In this online guide, I will help my readers overcome the challenges in Microsoft SQL Server consolidation planning. You can access the main page of "Mastering SQL Server Consolidation Planning" here.
In the previous part I wrote about consolidation project lifecycle planning, data center environment prestudy and architecture prestudy. The topic of this part is non-functional requirements and risk analysis.
Non-functional requirements in consolidation planning
The most essential non-functional requirements of consolidation planning are:
Typically, performance is measured with SLA’s such as “CPU usage should be 80% or lower 99.9% of the time”. Another way to set performance goals is to define certain wait statistics limitations in the target environment. You can also monitor certain performance counters both in the source and target environments and compare the results after consolidation. Examples of such performance counters are:
- buffer cache hit ratio
- page life expectancy
- CPU waits
- disk waits
- deadlocks etc.
Proper index maintenance is the backbone of good DBMS performance. Remember to pay attention to this and check the current situation of index maintenance. It should be part of the diagnostics phase.

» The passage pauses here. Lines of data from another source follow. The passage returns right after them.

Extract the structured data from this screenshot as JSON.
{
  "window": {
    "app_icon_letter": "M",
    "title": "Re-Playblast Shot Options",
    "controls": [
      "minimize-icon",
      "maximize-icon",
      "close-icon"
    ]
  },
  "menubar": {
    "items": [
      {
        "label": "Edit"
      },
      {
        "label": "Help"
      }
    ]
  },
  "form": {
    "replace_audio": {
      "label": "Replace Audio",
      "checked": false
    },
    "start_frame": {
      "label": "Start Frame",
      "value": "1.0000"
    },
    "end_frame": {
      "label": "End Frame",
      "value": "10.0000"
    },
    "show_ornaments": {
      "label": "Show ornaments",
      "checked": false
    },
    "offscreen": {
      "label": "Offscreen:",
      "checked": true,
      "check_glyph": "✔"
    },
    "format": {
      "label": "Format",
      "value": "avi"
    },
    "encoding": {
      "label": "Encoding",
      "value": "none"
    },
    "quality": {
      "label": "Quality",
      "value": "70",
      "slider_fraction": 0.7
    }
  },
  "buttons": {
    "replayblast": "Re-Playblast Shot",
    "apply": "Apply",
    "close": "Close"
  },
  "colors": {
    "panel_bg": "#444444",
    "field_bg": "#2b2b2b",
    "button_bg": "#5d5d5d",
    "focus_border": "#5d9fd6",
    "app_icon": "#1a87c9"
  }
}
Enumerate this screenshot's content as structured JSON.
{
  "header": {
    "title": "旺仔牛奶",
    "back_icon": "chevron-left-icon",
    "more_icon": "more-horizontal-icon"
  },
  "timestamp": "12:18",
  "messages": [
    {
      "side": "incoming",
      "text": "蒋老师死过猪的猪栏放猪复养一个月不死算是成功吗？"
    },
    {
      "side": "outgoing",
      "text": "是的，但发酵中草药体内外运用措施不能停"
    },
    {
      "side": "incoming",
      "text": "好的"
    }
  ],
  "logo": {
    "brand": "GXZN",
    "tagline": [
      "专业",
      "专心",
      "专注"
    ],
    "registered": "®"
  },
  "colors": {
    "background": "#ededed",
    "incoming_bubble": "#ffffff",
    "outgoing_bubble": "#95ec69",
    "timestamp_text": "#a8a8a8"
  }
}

When it comes to the scalability of the system, it is a good idea to determine which of the servers and cluster:
- are dedicated and do not need to scale
- will be able to scale up
- will be able to scale out
In addition, it is necessary to define the lifecycle for each target server and DBMS instance.
Availability is very important. The criticality level of each DBMS instance should be determined in order to understand which kinds of target server and High Availability options (Always On Failover Clustering, Always On Availability Groups, virtualization HA options, etc.) are needed.
Consolidation and maintainability go hand in hand: the fewer clusters and servers you have, the easier it is to maintain them. Technical documentation is also crucial. During this phase, there should be a top-level plan to write documentation about system configuration, maintenance plans, backup routines, and disaster recovery.
On the security side it is critical to go through any policies on authentication modes, logins, passwords, users, database encryption and such.
Risk analysis during the consolidation planning project
Risk analysis plays an important role in consolidation planning. The earlier we acknowledge the pitfalls of the project, the higher the chance to avoid them – and save time and money. Risk analysis should start in the beginning of the project and should be an iterative process during the whole project lifecycle. Always pay attention to possible risks in anything you work on. Consolidation planning projects are the big budget type of projects you don’t want to mess up.
It is a good idea to divide project risks into several categories, for example:
- high-level risks
- medium-level risks and
- low-level risks.
Every customer and project have its special characteristics, but it is a good idea to define some meaningful explanation for each risk level in co-operation with the customer.
A good example of a high-level risk is one that:
- prevents the project from being finished
- increases project costs significantly (e.g. by 100%)
- causes a significant project delay (e.g. of 100%)
- causes a serious negative impact on the target system’s functionality
A good example of a medium-level risk is one that:
- Increases project costs by 50%
- causes a severe project delay of 50%
- causes a negative impact on the target system’s functionality
A good example of a low-level risk is one that
- increases project costs by 25%
- cause a project delay of 25%
- causes some negative impact on the target system’s functionality
In addition to the description and status of the risk, it is a useful to follow risk status during the project and to define a preliminary description of how to avoid the risk. Of course, some of the risks may be unavoidable.
Some typical risks of a consolidation planning project are:
- there is no data / metadata about all the servers and instances available
- there is no clear picture of current service and / or licensing costs
- there are no source hardware specifications available
- capacity planning is done with less monitoring data than actually needed
- there is uncertainty about certain servers / instances / databases and how fast they will grow in the future due the possible business environment changes
- hosting company (if there is one) allows only certain series and models of host servers to be used
- no proper DBMS diagnostics is done before the consolidation project
- same DBMS instances are using very differently performing SAN tiers
- bad maintenance plans
The next part of this guide will be about the requirements specification phases called "Analysis of external dependencies”, "Defining architecture alternatives "and "Setting the metadata”.
Jani K. Savolainen
Founder & CTO
DB Pro Oy